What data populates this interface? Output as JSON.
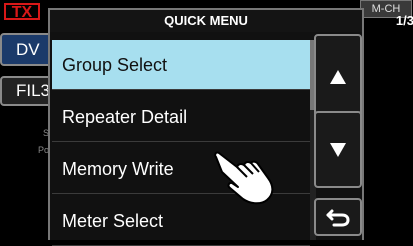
{
  "tx_label": "TX",
  "mch_label": "M-CH",
  "side": {
    "dv": "DV",
    "fil": "FIL3",
    "s_label": "S",
    "po_label": "Po"
  },
  "menu": {
    "title": "QUICK MENU",
    "page": "1/3",
    "items": [
      {
        "label": "Group Select",
        "selected": true
      },
      {
        "label": "Repeater Detail"
      },
      {
        "label": "Memory Write"
      },
      {
        "label": "Meter Select"
      }
    ],
    "scroll_fraction": 0.33
  },
  "buttons": {
    "up_icon": "triangle-up-icon",
    "down_icon": "triangle-down-icon",
    "back_icon": "return-icon"
  },
  "colors": {
    "selected": "#a7dfef",
    "tx": "#d81818"
  }
}
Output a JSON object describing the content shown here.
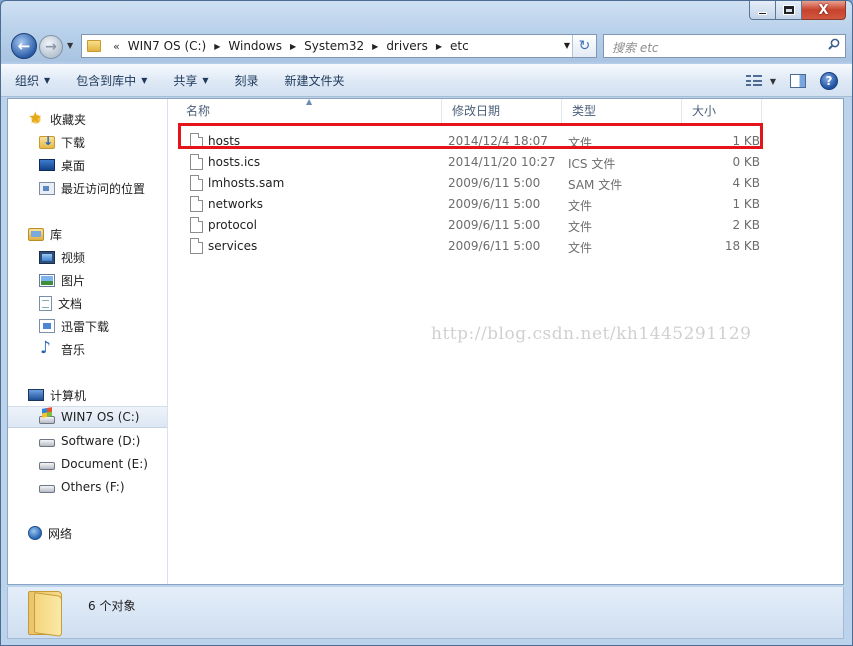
{
  "window": {
    "caption": {
      "minimize": "",
      "maximize": "",
      "close": "X"
    }
  },
  "nav": {
    "overflow_glyph": "«",
    "breadcrumbs": [
      "WIN7 OS (C:)",
      "Windows",
      "System32",
      "drivers",
      "etc"
    ],
    "search_placeholder": "搜索 etc"
  },
  "toolbar": {
    "items": [
      "组织",
      "包含到库中",
      "共享",
      "刻录",
      "新建文件夹"
    ]
  },
  "sidebar": {
    "favorites": {
      "label": "收藏夹",
      "items": [
        "下载",
        "桌面",
        "最近访问的位置"
      ]
    },
    "libraries": {
      "label": "库",
      "items": [
        "视频",
        "图片",
        "文档",
        "迅雷下载",
        "音乐"
      ]
    },
    "computer": {
      "label": "计算机",
      "items": [
        "WIN7 OS (C:)",
        "Software (D:)",
        "Document (E:)",
        "Others (F:)"
      ],
      "selected": "WIN7 OS (C:)"
    },
    "network": {
      "label": "网络"
    }
  },
  "columns": {
    "name": "名称",
    "date": "修改日期",
    "type": "类型",
    "size": "大小"
  },
  "files": [
    {
      "name": "hosts",
      "date": "2014/12/4 18:07",
      "type": "文件",
      "size": "1 KB"
    },
    {
      "name": "hosts.ics",
      "date": "2014/11/20 10:27",
      "type": "ICS 文件",
      "size": "0 KB"
    },
    {
      "name": "lmhosts.sam",
      "date": "2009/6/11 5:00",
      "type": "SAM 文件",
      "size": "4 KB"
    },
    {
      "name": "networks",
      "date": "2009/6/11 5:00",
      "type": "文件",
      "size": "1 KB"
    },
    {
      "name": "protocol",
      "date": "2009/6/11 5:00",
      "type": "文件",
      "size": "2 KB"
    },
    {
      "name": "services",
      "date": "2009/6/11 5:00",
      "type": "文件",
      "size": "18 KB"
    }
  ],
  "highlighted_file": "hosts",
  "highlight_color": "#e5141b",
  "watermark": "http://blog.csdn.net/kh1445291129",
  "status": {
    "text": "6 个对象"
  }
}
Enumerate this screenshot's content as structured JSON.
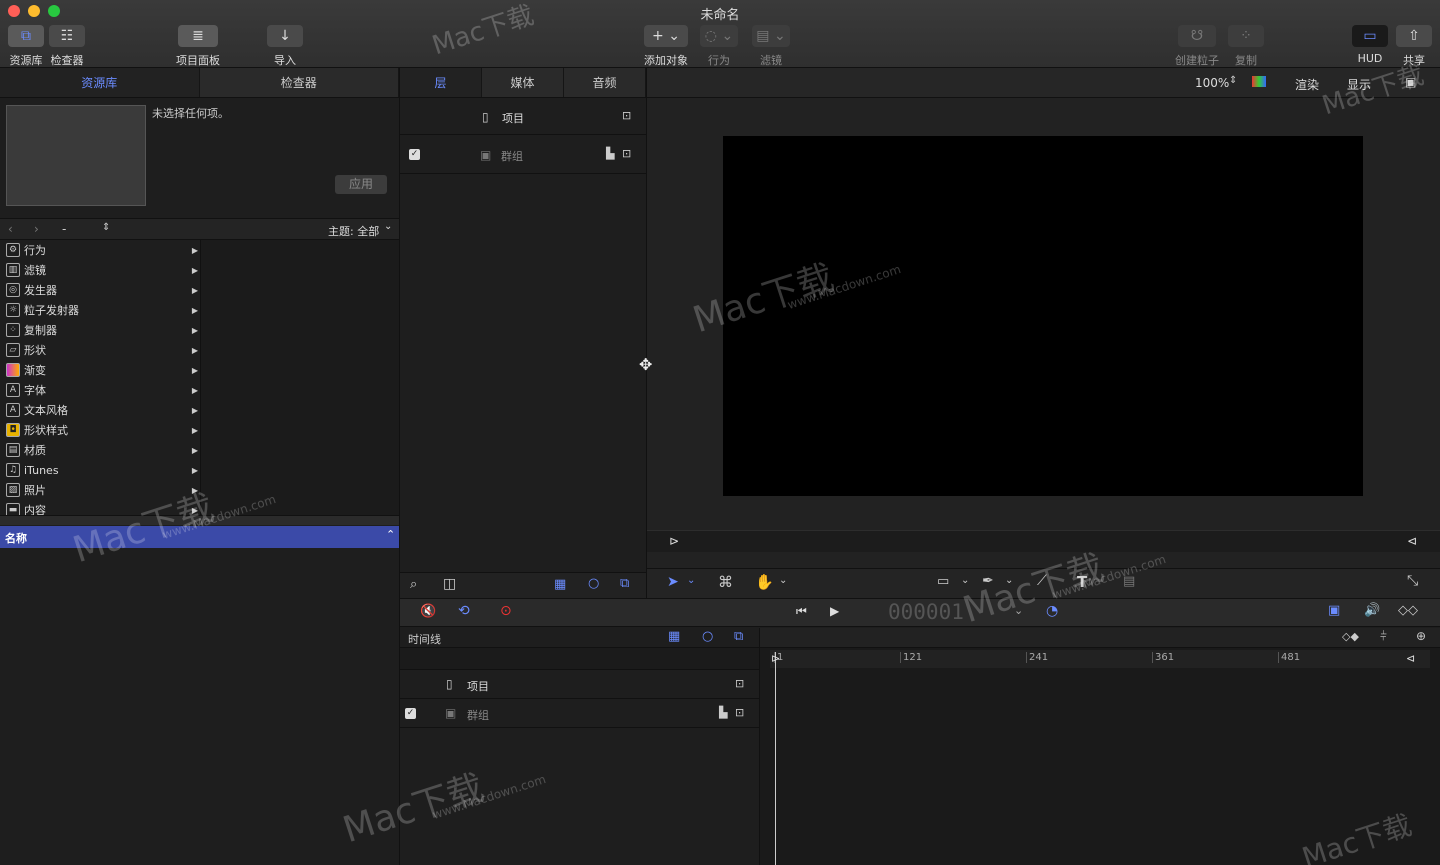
{
  "window": {
    "title": "未命名"
  },
  "toolbar": {
    "library": "资源库",
    "inspector": "检查器",
    "project_panel": "项目面板",
    "import": "导入",
    "add_object": "添加对象",
    "behavior": "行为",
    "filter": "滤镜",
    "create_particles": "创建粒子",
    "replicate": "复制",
    "hud": "HUD",
    "share": "共享"
  },
  "left": {
    "tabs": [
      "资源库",
      "检查器"
    ],
    "no_selection": "未选择任何项。",
    "apply": "应用",
    "nav_dash": "-",
    "theme": "主题: 全部",
    "categories": [
      {
        "label": "行为",
        "icon": "gear-icon"
      },
      {
        "label": "滤镜",
        "icon": "filter-icon"
      },
      {
        "label": "发生器",
        "icon": "generator-icon"
      },
      {
        "label": "粒子发射器",
        "icon": "particle-icon"
      },
      {
        "label": "复制器",
        "icon": "replicator-icon"
      },
      {
        "label": "形状",
        "icon": "shape-icon"
      },
      {
        "label": "渐变",
        "icon": "gradient-icon"
      },
      {
        "label": "字体",
        "icon": "font-icon"
      },
      {
        "label": "文本风格",
        "icon": "text-style-icon"
      },
      {
        "label": "形状样式",
        "icon": "shape-style-icon"
      },
      {
        "label": "材质",
        "icon": "material-icon"
      },
      {
        "label": "iTunes",
        "icon": "itunes-icon"
      },
      {
        "label": "照片",
        "icon": "photo-icon"
      },
      {
        "label": "内容",
        "icon": "folder-icon"
      }
    ],
    "name_header": "名称"
  },
  "middle": {
    "tabs": [
      "层",
      "媒体",
      "音频"
    ],
    "project": "项目",
    "group": "群组"
  },
  "canvas": {
    "zoom": "100%",
    "render": "渲染",
    "view": "显示"
  },
  "transport": {
    "timecode": "000001"
  },
  "timeline": {
    "label": "时间线",
    "project": "项目",
    "group": "群组",
    "ticks": [
      "1",
      "121",
      "241",
      "361",
      "481"
    ]
  },
  "watermark": {
    "brand": "Mac下载",
    "url": "www.Macdown.com"
  },
  "colors": {
    "accent": "#6b8cff",
    "selection": "#3b4aa8"
  }
}
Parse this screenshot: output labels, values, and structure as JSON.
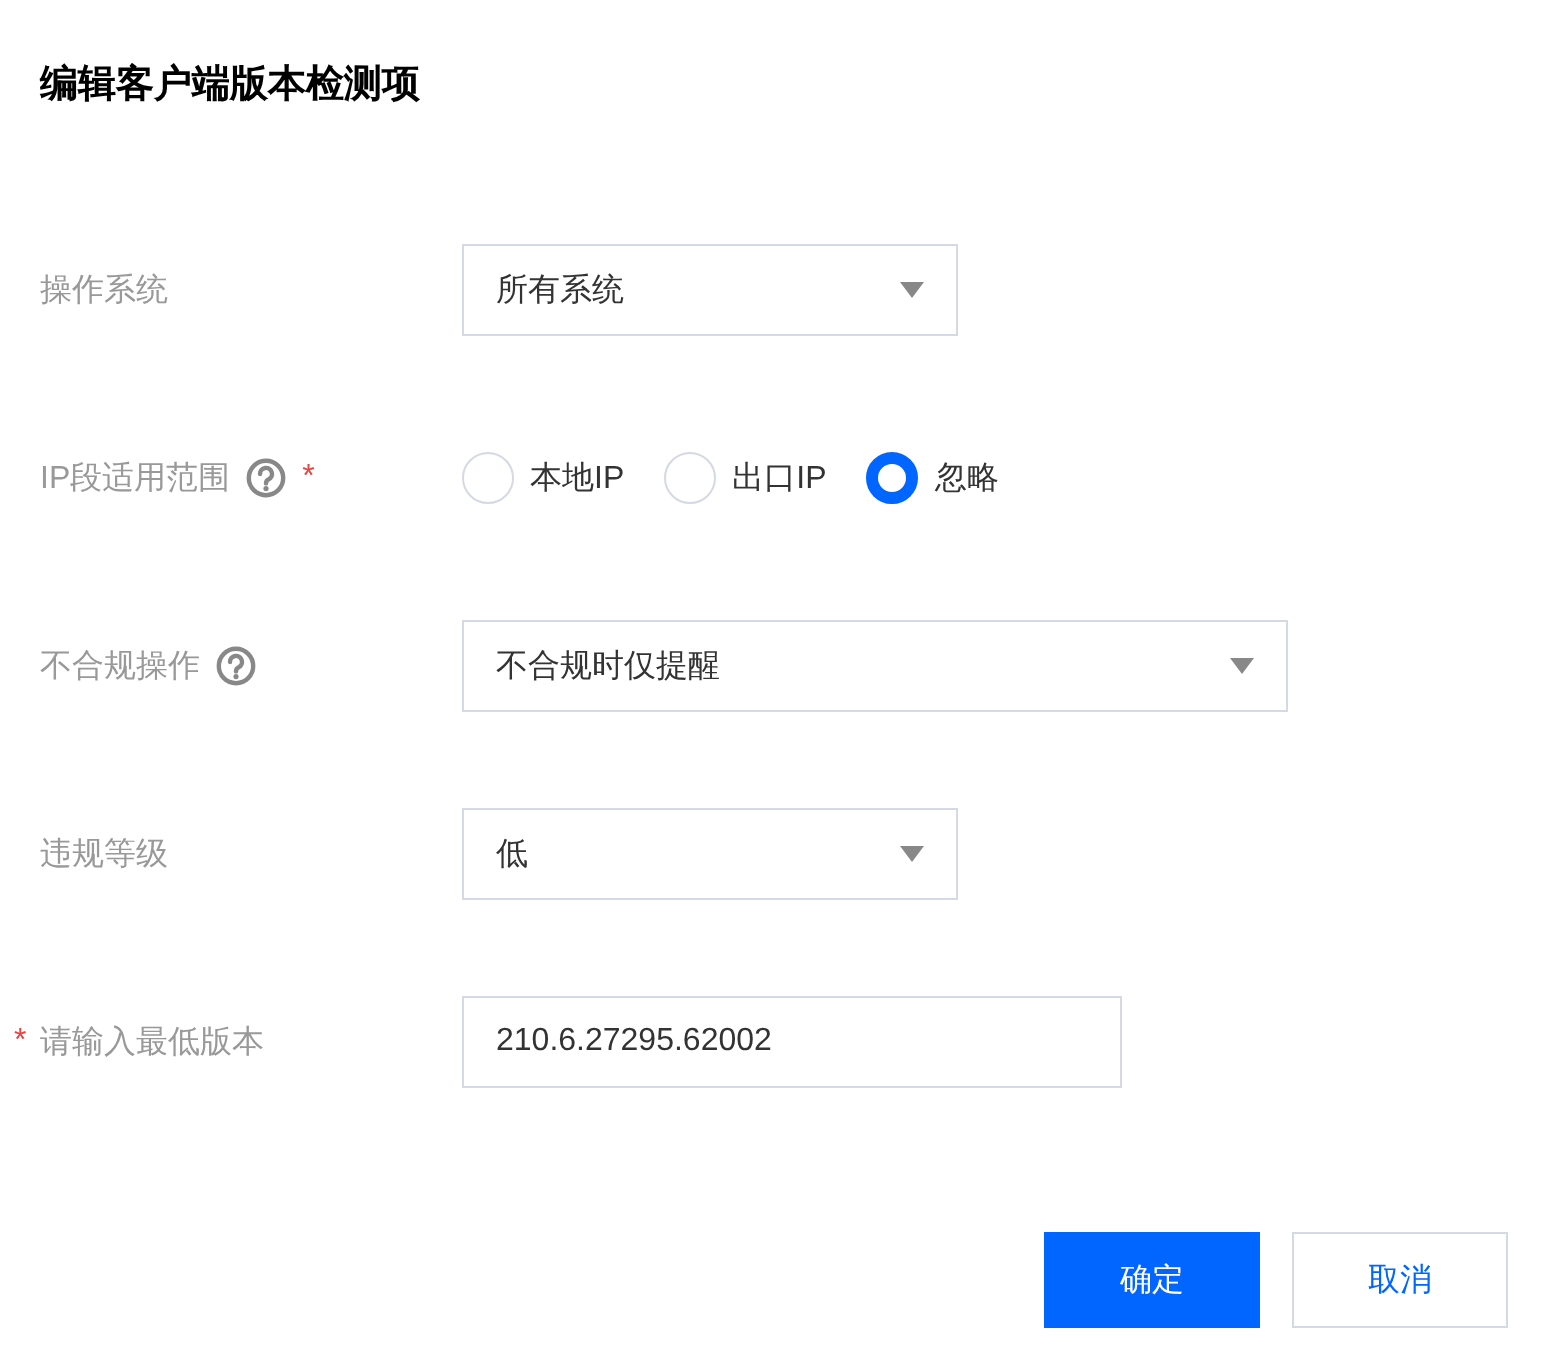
{
  "dialog": {
    "title": "编辑客户端版本检测项"
  },
  "fields": [
    {
      "kind": "select",
      "label": "操作系统",
      "help": false,
      "value": "所有系统"
    },
    {
      "kind": "radio",
      "label": "IP段适用范围",
      "help": true,
      "mark_after": "*",
      "options": [
        {
          "label": "本地IP",
          "selected": false
        },
        {
          "label": "出口IP",
          "selected": false
        },
        {
          "label": "忽略",
          "selected": true
        }
      ]
    },
    {
      "kind": "select",
      "label": "不合规操作",
      "help": true,
      "value": "不合规时仅提醒"
    },
    {
      "kind": "select",
      "label": "违规等级",
      "help": false,
      "value": "低"
    },
    {
      "kind": "input",
      "label": "请输入最低版本",
      "help": false,
      "mark_before": "*",
      "value": "210.6.27295.62002"
    }
  ],
  "buttons": [
    {
      "label": "确定",
      "kind": "primary"
    },
    {
      "label": "取消",
      "kind": "secondary"
    }
  ]
}
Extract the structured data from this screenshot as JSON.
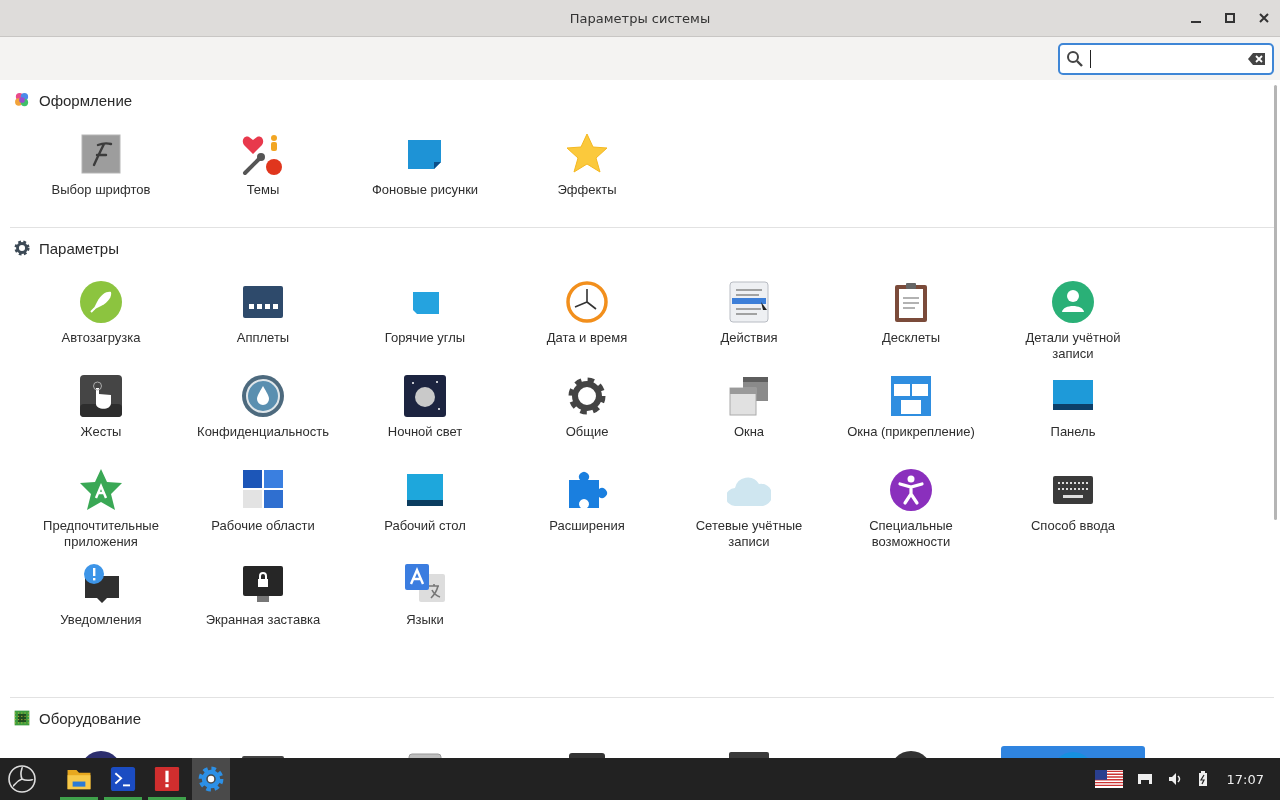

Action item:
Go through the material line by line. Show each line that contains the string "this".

Result of the task:
What data populates this interface? Output as JSON.
Enumerate this screenshot's content as structured JSON.
Parse this screenshot: output labels, values, and structure as JSON.
Extract the structured data from this screenshot as JSON.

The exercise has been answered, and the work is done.